Problem to solve – Search the records for the word "localhost" and copy each line in which it appears.

Source material –
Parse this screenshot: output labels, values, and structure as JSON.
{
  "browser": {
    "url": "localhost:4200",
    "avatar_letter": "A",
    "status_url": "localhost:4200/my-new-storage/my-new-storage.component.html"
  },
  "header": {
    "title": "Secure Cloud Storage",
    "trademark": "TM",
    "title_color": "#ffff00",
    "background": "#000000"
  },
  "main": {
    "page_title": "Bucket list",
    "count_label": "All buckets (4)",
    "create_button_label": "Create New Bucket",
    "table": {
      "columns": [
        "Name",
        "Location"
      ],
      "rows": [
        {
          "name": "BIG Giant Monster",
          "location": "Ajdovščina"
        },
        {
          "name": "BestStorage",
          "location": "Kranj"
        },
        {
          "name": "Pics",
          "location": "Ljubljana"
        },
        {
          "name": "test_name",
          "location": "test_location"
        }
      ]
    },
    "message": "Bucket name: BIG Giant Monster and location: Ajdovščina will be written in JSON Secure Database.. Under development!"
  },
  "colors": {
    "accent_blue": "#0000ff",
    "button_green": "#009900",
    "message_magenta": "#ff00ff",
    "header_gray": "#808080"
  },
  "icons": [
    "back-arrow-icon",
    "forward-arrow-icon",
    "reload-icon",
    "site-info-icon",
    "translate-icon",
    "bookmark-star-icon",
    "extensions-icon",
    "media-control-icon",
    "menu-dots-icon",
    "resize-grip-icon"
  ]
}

Answer section –
    "url": "localhost:4200",
    "status_url": "localhost:4200/my-new-storage/my-new-storage.component.html"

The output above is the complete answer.